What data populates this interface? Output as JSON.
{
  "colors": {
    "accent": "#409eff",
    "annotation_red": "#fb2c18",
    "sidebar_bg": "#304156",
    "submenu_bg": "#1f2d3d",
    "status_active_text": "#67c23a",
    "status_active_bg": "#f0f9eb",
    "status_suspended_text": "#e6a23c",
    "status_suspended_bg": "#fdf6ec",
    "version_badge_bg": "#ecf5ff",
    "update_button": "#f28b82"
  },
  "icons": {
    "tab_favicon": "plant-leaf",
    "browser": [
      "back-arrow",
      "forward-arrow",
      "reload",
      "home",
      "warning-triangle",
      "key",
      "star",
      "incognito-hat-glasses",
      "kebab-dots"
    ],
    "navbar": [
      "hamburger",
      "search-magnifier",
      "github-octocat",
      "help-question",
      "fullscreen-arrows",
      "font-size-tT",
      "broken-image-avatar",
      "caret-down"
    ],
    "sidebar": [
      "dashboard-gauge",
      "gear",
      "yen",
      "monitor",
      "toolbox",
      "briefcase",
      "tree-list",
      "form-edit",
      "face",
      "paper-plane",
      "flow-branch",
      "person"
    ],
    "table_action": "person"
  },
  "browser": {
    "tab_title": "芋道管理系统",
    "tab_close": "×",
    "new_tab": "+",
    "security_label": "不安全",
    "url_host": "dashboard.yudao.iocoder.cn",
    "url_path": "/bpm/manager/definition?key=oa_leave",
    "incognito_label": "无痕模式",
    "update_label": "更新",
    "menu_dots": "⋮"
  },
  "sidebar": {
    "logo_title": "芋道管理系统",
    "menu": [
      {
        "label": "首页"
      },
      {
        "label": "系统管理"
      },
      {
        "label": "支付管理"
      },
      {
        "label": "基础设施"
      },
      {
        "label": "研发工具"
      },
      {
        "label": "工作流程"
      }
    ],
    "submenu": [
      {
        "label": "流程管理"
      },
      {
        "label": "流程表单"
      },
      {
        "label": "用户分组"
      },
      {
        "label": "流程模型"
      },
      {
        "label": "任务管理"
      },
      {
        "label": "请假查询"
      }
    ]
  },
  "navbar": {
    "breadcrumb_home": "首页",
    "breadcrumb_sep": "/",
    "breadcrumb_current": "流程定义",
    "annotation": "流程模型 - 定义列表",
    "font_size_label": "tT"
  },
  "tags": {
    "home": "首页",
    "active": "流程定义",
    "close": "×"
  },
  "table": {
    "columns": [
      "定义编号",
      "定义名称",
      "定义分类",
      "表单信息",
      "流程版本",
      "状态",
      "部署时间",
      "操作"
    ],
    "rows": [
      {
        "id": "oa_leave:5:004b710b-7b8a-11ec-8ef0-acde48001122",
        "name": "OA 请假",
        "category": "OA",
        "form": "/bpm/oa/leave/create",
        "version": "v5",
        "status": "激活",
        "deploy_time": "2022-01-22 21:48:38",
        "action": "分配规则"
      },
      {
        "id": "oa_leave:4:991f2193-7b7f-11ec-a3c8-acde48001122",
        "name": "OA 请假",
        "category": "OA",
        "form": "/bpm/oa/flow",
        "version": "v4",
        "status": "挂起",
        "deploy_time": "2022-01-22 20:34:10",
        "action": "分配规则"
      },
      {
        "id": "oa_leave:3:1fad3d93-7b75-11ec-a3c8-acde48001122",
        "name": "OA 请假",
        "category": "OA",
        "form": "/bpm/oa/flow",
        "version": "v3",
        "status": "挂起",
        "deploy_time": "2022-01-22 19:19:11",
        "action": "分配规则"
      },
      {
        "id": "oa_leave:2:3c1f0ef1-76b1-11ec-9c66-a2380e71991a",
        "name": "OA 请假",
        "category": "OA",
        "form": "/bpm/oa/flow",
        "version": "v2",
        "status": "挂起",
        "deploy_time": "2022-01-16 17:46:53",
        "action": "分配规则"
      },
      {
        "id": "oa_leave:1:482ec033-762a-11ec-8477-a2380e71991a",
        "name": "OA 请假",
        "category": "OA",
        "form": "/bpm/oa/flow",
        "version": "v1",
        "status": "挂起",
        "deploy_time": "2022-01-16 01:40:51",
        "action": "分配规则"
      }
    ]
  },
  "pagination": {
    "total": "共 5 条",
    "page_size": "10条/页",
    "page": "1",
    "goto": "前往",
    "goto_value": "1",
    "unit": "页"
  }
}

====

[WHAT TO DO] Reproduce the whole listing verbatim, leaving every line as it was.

[ANSWER SPACE]
What data populates this interface? Output as JSON.
{
  "colors": {
    "accent": "#409eff",
    "annotation_red": "#fb2c18",
    "sidebar_bg": "#304156",
    "submenu_bg": "#1f2d3d",
    "status_active_text": "#67c23a",
    "status_active_bg": "#f0f9eb",
    "status_suspended_text": "#e6a23c",
    "status_suspended_bg": "#fdf6ec",
    "version_badge_bg": "#ecf5ff",
    "update_button": "#f28b82"
  },
  "icons": {
    "tab_favicon": "plant-leaf",
    "browser": [
      "back-arrow",
      "forward-arrow",
      "reload",
      "home",
      "warning-triangle",
      "key",
      "star",
      "incognito-hat-glasses",
      "kebab-dots"
    ],
    "navbar": [
      "hamburger",
      "search-magnifier",
      "github-octocat",
      "help-question",
      "fullscreen-arrows",
      "font-size-tT",
      "broken-image-avatar",
      "caret-down"
    ],
    "sidebar": [
      "dashboard-gauge",
      "gear",
      "yen",
      "monitor",
      "toolbox",
      "briefcase",
      "tree-list",
      "form-edit",
      "face",
      "paper-plane",
      "flow-branch",
      "person"
    ],
    "table_action": "person"
  },
  "browser": {
    "tab_title": "芋道管理系统",
    "tab_close": "×",
    "new_tab": "+",
    "security_label": "不安全",
    "url_host": "dashboard.yudao.iocoder.cn",
    "url_path": "/bpm/manager/definition?key=oa_leave",
    "incognito_label": "无痕模式",
    "update_label": "更新",
    "menu_dots": "⋮"
  },
  "sidebar": {
    "logo_title": "芋道管理系统",
    "menu": [
      {
        "label": "首页"
      },
      {
        "label": "系统管理"
      },
      {
        "label": "支付管理"
      },
      {
        "label": "基础设施"
      },
      {
        "label": "研发工具"
      },
      {
        "label": "工作流程"
      }
    ],
    "submenu": [
      {
        "label": "流程管理"
      },
      {
        "label": "流程表单"
      },
      {
        "label": "用户分组"
      },
      {
        "label": "流程模型"
      },
      {
        "label": "任务管理"
      },
      {
        "label": "请假查询"
      }
    ]
  },
  "navbar": {
    "breadcrumb_home": "首页",
    "breadcrumb_sep": "/",
    "breadcrumb_current": "流程定义",
    "annotation": "流程模型 - 定义列表",
    "font_size_label": "tT"
  },
  "tags": {
    "home": "首页",
    "active": "流程定义",
    "close": "×"
  },
  "table": {
    "columns": [
      "定义编号",
      "定义名称",
      "定义分类",
      "表单信息",
      "流程版本",
      "状态",
      "部署时间",
      "操作"
    ],
    "rows": [
      {
        "id": "oa_leave:5:004b710b-7b8a-11ec-8ef0-acde48001122",
        "name": "OA 请假",
        "category": "OA",
        "form": "/bpm/oa/leave/create",
        "version": "v5",
        "status": "激活",
        "deploy_time": "2022-01-22 21:48:38",
        "action": "分配规则"
      },
      {
        "id": "oa_leave:4:991f2193-7b7f-11ec-a3c8-acde48001122",
        "name": "OA 请假",
        "category": "OA",
        "form": "/bpm/oa/flow",
        "version": "v4",
        "status": "挂起",
        "deploy_time": "2022-01-22 20:34:10",
        "action": "分配规则"
      },
      {
        "id": "oa_leave:3:1fad3d93-7b75-11ec-a3c8-acde48001122",
        "name": "OA 请假",
        "category": "OA",
        "form": "/bpm/oa/flow",
        "version": "v3",
        "status": "挂起",
        "deploy_time": "2022-01-22 19:19:11",
        "action": "分配规则"
      },
      {
        "id": "oa_leave:2:3c1f0ef1-76b1-11ec-9c66-a2380e71991a",
        "name": "OA 请假",
        "category": "OA",
        "form": "/bpm/oa/flow",
        "version": "v2",
        "status": "挂起",
        "deploy_time": "2022-01-16 17:46:53",
        "action": "分配规则"
      },
      {
        "id": "oa_leave:1:482ec033-762a-11ec-8477-a2380e71991a",
        "name": "OA 请假",
        "category": "OA",
        "form": "/bpm/oa/flow",
        "version": "v1",
        "status": "挂起",
        "deploy_time": "2022-01-16 01:40:51",
        "action": "分配规则"
      }
    ]
  },
  "pagination": {
    "total": "共 5 条",
    "page_size": "10条/页",
    "page": "1",
    "goto": "前往",
    "goto_value": "1",
    "unit": "页"
  }
}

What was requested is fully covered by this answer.